Exercise details:
Exact copy, pictures excluded: write out every line below.

+--

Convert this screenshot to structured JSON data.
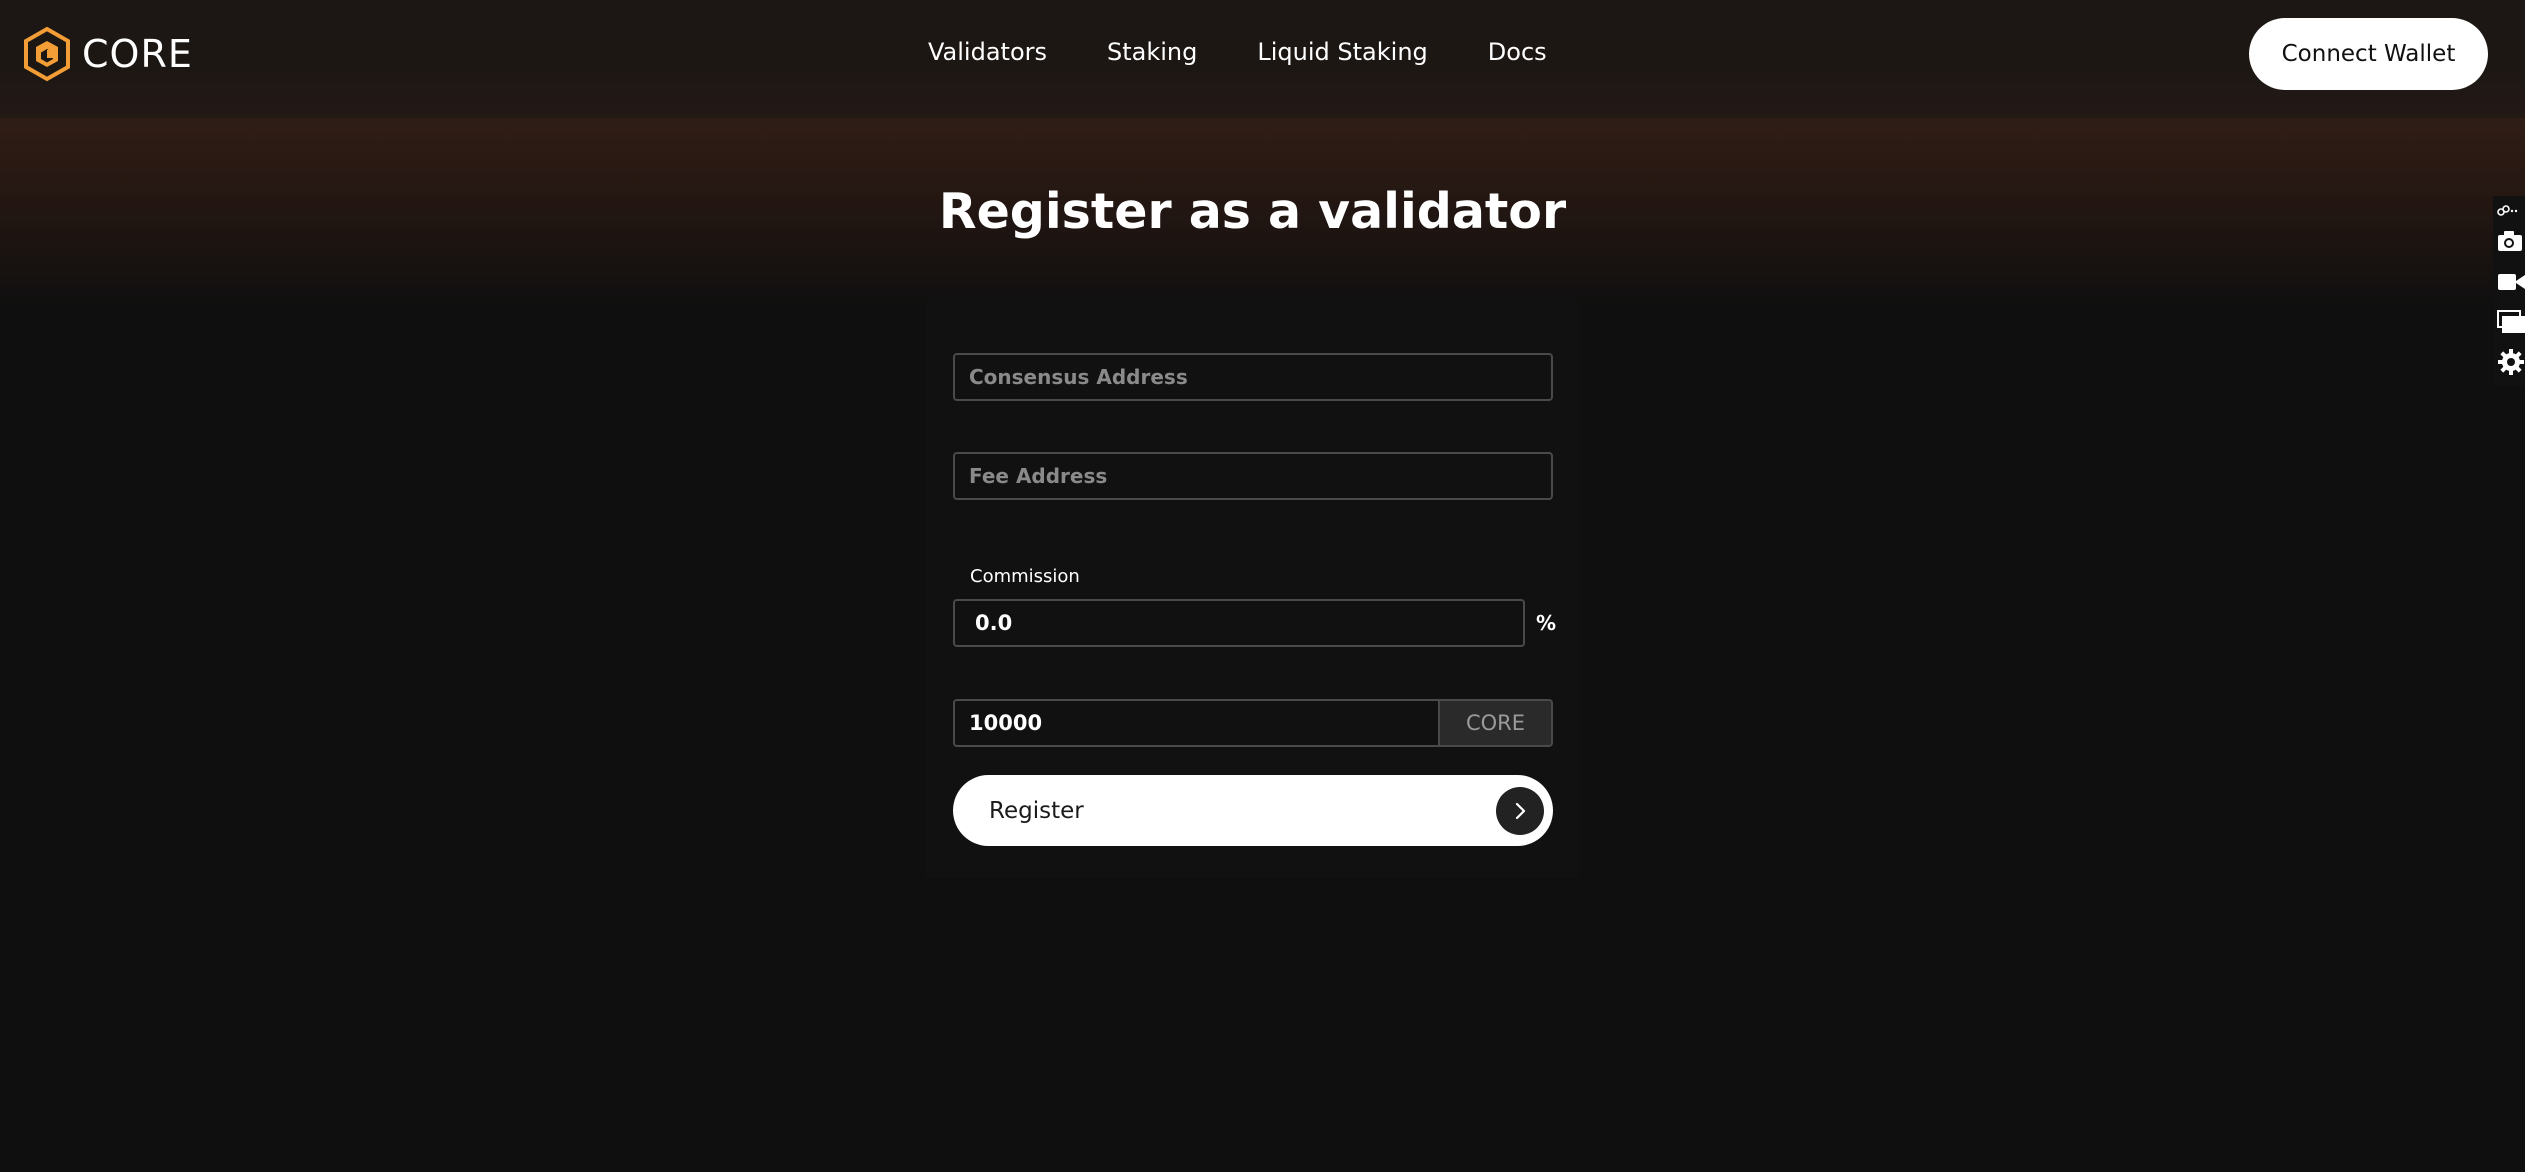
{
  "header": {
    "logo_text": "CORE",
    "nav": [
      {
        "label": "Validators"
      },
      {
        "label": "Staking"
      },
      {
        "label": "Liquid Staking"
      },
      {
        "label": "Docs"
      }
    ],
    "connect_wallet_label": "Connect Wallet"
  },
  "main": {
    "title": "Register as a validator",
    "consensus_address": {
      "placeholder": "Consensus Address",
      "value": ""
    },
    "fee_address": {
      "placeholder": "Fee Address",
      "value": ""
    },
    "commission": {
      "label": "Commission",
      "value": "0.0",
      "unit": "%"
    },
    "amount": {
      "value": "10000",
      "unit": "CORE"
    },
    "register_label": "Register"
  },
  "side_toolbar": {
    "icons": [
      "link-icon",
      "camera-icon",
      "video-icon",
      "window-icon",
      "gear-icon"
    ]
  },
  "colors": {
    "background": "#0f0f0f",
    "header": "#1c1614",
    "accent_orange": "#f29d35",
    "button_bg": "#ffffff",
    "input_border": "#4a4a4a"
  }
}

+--

Answer to this task:
Convert this screenshot to structured JSON data.
{
  "header": {
    "logo_text": "CORE",
    "nav": [
      {
        "label": "Validators"
      },
      {
        "label": "Staking"
      },
      {
        "label": "Liquid Staking"
      },
      {
        "label": "Docs"
      }
    ],
    "connect_wallet_label": "Connect Wallet"
  },
  "main": {
    "title": "Register as a validator",
    "consensus_address": {
      "placeholder": "Consensus Address",
      "value": ""
    },
    "fee_address": {
      "placeholder": "Fee Address",
      "value": ""
    },
    "commission": {
      "label": "Commission",
      "value": "0.0",
      "unit": "%"
    },
    "amount": {
      "value": "10000",
      "unit": "CORE"
    },
    "register_label": "Register"
  },
  "side_toolbar": {
    "icons": [
      "link-icon",
      "camera-icon",
      "video-icon",
      "window-icon",
      "gear-icon"
    ]
  },
  "colors": {
    "background": "#0f0f0f",
    "header": "#1c1614",
    "accent_orange": "#f29d35",
    "button_bg": "#ffffff",
    "input_border": "#4a4a4a"
  }
}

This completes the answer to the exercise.